## TASK OBJECTIVE
Entries follow. Set all of them down as they stand.

══════════════════════════════

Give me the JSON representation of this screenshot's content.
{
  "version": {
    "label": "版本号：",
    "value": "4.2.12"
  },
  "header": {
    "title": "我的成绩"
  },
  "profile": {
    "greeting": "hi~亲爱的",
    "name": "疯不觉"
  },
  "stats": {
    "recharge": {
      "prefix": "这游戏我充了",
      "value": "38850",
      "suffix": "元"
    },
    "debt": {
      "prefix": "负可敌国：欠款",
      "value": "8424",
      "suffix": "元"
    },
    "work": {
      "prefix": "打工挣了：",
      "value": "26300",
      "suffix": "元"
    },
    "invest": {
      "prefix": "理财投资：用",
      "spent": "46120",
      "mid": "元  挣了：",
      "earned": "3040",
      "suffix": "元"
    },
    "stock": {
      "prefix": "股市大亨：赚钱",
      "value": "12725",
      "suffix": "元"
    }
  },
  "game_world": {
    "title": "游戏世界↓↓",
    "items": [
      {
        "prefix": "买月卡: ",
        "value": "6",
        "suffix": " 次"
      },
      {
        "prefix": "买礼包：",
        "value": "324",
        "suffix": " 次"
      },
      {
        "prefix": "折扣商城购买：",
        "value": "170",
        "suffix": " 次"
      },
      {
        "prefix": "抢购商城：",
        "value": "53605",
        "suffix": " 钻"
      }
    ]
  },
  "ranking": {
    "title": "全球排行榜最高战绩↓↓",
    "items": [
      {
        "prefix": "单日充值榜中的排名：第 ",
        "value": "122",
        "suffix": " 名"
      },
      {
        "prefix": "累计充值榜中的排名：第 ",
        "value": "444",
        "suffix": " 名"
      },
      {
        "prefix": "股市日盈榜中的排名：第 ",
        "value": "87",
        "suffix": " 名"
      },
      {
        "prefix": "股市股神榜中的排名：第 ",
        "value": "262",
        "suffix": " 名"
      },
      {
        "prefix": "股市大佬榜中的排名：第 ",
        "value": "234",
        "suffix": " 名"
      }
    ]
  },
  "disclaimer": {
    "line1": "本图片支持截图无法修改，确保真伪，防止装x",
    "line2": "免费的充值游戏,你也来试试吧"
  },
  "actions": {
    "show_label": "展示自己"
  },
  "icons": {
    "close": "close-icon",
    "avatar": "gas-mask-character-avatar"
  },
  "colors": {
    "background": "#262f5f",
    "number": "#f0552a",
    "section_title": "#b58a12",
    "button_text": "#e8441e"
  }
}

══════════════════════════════

## ANSWER BOX
Give me the JSON representation of this screenshot's content.
{
  "version": {
    "label": "版本号：",
    "value": "4.2.12"
  },
  "header": {
    "title": "我的成绩"
  },
  "profile": {
    "greeting": "hi~亲爱的",
    "name": "疯不觉"
  },
  "stats": {
    "recharge": {
      "prefix": "这游戏我充了",
      "value": "38850",
      "suffix": "元"
    },
    "debt": {
      "prefix": "负可敌国：欠款",
      "value": "8424",
      "suffix": "元"
    },
    "work": {
      "prefix": "打工挣了：",
      "value": "26300",
      "suffix": "元"
    },
    "invest": {
      "prefix": "理财投资：用",
      "spent": "46120",
      "mid": "元  挣了：",
      "earned": "3040",
      "suffix": "元"
    },
    "stock": {
      "prefix": "股市大亨：赚钱",
      "value": "12725",
      "suffix": "元"
    }
  },
  "game_world": {
    "title": "游戏世界↓↓",
    "items": [
      {
        "prefix": "买月卡: ",
        "value": "6",
        "suffix": " 次"
      },
      {
        "prefix": "买礼包：",
        "value": "324",
        "suffix": " 次"
      },
      {
        "prefix": "折扣商城购买：",
        "value": "170",
        "suffix": " 次"
      },
      {
        "prefix": "抢购商城：",
        "value": "53605",
        "suffix": " 钻"
      }
    ]
  },
  "ranking": {
    "title": "全球排行榜最高战绩↓↓",
    "items": [
      {
        "prefix": "单日充值榜中的排名：第 ",
        "value": "122",
        "suffix": " 名"
      },
      {
        "prefix": "累计充值榜中的排名：第 ",
        "value": "444",
        "suffix": " 名"
      },
      {
        "prefix": "股市日盈榜中的排名：第 ",
        "value": "87",
        "suffix": " 名"
      },
      {
        "prefix": "股市股神榜中的排名：第 ",
        "value": "262",
        "suffix": " 名"
      },
      {
        "prefix": "股市大佬榜中的排名：第 ",
        "value": "234",
        "suffix": " 名"
      }
    ]
  },
  "disclaimer": {
    "line1": "本图片支持截图无法修改，确保真伪，防止装x",
    "line2": "免费的充值游戏,你也来试试吧"
  },
  "actions": {
    "show_label": "展示自己"
  },
  "icons": {
    "close": "close-icon",
    "avatar": "gas-mask-character-avatar"
  },
  "colors": {
    "background": "#262f5f",
    "number": "#f0552a",
    "section_title": "#b58a12",
    "button_text": "#e8441e"
  }
}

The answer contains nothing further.